International Herald Tribune
Wednesday, September 22, 2004
Seven foreign ministers speak out Nuclear weapons, a legacy of the cold war, today give rise to dangerous new perspectives. Old and new threats converge, putting at risk the security of us all.
Seven years ago the foreign ministers of our countries - Brazil, Egypt, Ireland, Mexico, New Zealand, South Africa and Sweden - joined together in a New Agenda Coalition to work toward a security order where nuclear weapons would no longer be given a role. Today, we are more convinced than ever that nuclear disarmament is imperative for international peace and security.
We are faced with the perils of nuclear weapons finding their way into more military arsenals and the risk that these old tools of deterrence might become new tools of terrorists.
Nonproliferation is vital. But it is not sufficient. Nuclear nonproliferation and nuclear disarmament are two sides of the same coin and both must be energetically pursued. Otherwise we might soon enter a new nuclear arms race with new types, uses and rationales for such weapons and eventually also more warheads.

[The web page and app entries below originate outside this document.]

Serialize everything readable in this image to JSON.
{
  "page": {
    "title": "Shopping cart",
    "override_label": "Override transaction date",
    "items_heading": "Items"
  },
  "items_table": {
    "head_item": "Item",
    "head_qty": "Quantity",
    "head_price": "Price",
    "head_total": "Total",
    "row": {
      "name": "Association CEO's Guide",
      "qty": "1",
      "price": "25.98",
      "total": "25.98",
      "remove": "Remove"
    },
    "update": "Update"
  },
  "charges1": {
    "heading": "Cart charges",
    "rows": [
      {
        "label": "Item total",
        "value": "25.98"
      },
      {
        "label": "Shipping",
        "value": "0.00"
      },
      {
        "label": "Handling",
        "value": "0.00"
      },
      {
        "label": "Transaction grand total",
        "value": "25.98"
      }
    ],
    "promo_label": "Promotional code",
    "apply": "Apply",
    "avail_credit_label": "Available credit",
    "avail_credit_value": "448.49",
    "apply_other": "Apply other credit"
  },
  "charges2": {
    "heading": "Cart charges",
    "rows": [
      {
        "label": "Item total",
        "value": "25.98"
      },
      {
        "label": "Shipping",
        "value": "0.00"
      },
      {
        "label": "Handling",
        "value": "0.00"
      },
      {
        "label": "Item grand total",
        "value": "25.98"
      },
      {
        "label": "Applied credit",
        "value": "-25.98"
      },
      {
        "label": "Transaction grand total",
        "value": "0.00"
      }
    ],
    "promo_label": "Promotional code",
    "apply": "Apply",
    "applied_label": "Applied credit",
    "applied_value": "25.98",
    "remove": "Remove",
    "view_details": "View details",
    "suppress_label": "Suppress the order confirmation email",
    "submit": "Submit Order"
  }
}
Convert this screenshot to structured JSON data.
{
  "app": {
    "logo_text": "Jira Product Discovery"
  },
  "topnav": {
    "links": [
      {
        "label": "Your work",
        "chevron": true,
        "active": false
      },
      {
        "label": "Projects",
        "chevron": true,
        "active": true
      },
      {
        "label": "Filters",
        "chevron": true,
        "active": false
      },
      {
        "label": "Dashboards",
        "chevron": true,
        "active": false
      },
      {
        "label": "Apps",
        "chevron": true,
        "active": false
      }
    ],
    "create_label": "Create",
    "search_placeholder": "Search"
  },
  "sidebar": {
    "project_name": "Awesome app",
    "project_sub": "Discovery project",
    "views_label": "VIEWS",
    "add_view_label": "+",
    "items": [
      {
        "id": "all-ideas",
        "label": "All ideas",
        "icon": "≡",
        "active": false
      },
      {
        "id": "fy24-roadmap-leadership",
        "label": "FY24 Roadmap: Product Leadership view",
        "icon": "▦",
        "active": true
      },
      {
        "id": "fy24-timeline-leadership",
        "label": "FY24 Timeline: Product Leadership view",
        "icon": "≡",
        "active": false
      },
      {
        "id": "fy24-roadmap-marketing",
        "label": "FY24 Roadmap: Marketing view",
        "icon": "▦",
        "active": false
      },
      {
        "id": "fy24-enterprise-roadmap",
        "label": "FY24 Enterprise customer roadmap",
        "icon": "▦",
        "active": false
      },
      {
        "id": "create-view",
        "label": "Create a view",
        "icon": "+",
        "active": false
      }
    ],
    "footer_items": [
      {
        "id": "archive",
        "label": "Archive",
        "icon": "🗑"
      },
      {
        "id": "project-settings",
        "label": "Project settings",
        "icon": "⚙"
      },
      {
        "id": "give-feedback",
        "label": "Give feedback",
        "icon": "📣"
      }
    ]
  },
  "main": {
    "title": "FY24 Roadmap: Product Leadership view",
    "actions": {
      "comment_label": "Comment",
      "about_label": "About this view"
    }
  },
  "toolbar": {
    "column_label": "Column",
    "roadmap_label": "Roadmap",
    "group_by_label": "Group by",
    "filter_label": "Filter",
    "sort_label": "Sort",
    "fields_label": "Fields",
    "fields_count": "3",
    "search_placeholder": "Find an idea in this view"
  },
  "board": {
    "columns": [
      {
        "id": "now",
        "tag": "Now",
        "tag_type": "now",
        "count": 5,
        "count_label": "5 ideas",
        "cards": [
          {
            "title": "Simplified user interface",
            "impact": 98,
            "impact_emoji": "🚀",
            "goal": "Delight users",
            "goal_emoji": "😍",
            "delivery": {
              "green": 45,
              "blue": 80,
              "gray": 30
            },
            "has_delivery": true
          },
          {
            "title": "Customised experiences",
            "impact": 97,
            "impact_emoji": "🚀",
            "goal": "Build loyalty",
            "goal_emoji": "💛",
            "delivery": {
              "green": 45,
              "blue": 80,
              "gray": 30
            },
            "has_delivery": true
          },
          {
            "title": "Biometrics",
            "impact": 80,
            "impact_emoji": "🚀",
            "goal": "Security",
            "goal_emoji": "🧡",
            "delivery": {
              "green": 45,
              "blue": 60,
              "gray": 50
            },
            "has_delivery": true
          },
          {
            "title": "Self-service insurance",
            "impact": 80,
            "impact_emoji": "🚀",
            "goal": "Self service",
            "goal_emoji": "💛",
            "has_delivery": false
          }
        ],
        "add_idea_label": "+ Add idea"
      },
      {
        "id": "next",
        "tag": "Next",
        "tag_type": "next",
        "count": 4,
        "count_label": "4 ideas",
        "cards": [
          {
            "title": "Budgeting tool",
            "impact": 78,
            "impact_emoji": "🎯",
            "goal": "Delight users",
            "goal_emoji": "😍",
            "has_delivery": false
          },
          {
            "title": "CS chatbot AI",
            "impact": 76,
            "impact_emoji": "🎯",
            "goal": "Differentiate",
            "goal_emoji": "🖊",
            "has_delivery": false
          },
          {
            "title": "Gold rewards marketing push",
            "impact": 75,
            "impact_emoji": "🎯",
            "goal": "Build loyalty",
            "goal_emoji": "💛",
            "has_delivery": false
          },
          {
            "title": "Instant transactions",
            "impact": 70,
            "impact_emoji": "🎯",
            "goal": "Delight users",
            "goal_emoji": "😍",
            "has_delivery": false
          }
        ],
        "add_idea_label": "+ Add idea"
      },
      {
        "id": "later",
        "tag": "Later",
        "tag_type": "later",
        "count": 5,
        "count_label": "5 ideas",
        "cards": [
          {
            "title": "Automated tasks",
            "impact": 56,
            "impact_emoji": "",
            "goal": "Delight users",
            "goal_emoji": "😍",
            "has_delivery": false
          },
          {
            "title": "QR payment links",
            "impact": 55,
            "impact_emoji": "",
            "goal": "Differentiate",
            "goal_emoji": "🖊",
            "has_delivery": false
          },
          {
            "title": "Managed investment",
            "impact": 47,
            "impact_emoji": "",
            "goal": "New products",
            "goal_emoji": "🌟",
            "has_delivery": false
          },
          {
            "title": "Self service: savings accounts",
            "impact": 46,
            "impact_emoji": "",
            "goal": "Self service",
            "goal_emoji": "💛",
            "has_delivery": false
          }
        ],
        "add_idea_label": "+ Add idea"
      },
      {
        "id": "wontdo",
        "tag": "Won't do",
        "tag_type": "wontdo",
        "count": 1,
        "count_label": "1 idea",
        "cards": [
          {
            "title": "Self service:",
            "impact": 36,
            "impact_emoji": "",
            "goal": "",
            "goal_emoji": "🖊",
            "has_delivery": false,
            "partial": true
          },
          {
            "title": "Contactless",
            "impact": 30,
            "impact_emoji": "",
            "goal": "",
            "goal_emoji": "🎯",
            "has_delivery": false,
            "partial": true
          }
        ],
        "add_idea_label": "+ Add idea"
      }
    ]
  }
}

And the primary tool for controlling nuclear weapons, the Nuclear Nonproliferation Treaty, risks falling apart, with further proliferation as a consequence.
The nonproliferation treaty cannot be complied with à la carte. It is a legally binding agreement, which relies on a fine balance between the commitments of the five nuclear-weapon states - China, France, Russia, Britain and the United States - and those of the nonnuclear-weapon states. The heart of the treaty is that the latter will not develop nuclear weapons in return for which the nuclear powers will reduce and eventually eliminate their nuclear weapons.
In 1995 and 2000 this bargain was further refined. In 1995, the nonnuclear-weapon states agreed to the indefinite extension of the nonproliferation treaty, provided that the nuclear powers pursued nuclear disarmament and that all worked toward the entry into force of the comprehensive nuclear test-ban treaty.
In 2000, the nuclear powers made an unequivocal undertaking to eliminate their nuclear arsenals, and all parties adopted a practical plan for the pursuit of nuclear disarmament. Since then, however, very little progress has been made.
There are deeply disturbing signs pointing in the opposite direction. Instead of working toward the entry into force of the nuclear test-ban treaty, the United States, which was the first country to sign the treaty, has withdrawn its support. And China delays its ratification process year after year. Instead of eliminating nuclear weapons, some nuclear powers have plans to modernize or develop new kinds of nuclear weapons or new rationales for them.
Some even entertain the notion that nuclear weapons may be used pre-emptively against nonnuclear-weapon states. In Russia, nuclear weapons are increasingly seen as a possible defense against conventional weapons. Instead of destroying their nuclear warheads, the United States and Russia store them.
The Strategic Arms Reduction Treaty is an important step in the right direction, but it does not require the destruction of these weapons, does not include tactical nuclear weapons and does not have any verification provisions. The process is neither irreversible, nor transparent.
If the nuclear-weapon states continue to treat nuclear weapons as a security enhancer, there is a real danger that other states will start pondering they should do the same. Recent developments show that this has already happened.
What, then, can be done?
First, all parties must comply with their commitments under the nonproliferation treaty, and the treaty should be made universal. All states should raise the guard against the further spread of nuclear weapons. And the nuclear-weapon states must comply with their commitments and pursue nuclear disarmament in good faith. Any plans to develop new nuclear weapons, new uses, roles or rationalizations for their use, must be shelved immediately.
Second, the entry into force of the nuclear test-ban treaty should be pursued as a matter of urgency.
Third, talks on a verifiable fissile material cutoff treaty should start immediately. The treaty would ban the production of key components of nuclear weapons, enriched uranium and plutonium, and form a cornerstone in the nuclear disarmament process.
It would impose restraints on India, Israel and Pakistan, the three states still outside the nonproliferation treaty. Together with the test-ban treaty, it would go a long way to uphold the nonproliferation treaty and strengthen the norm on nuclear nonproliferation and nuclear disarmament.
The future depends on our actions.
This article was signed by Foreign Ministers Celso Amorim of Brazil; Ahmed Ali Aboul Gheit of Egypt; Brian Cowen of Ireland; Luis Ernesto Derbez Bautista of Mexico; Phil Goff of New Zealand; Nkosazana Dlimini-Zuma of South Africa; and Laila Freivalds of Sweden.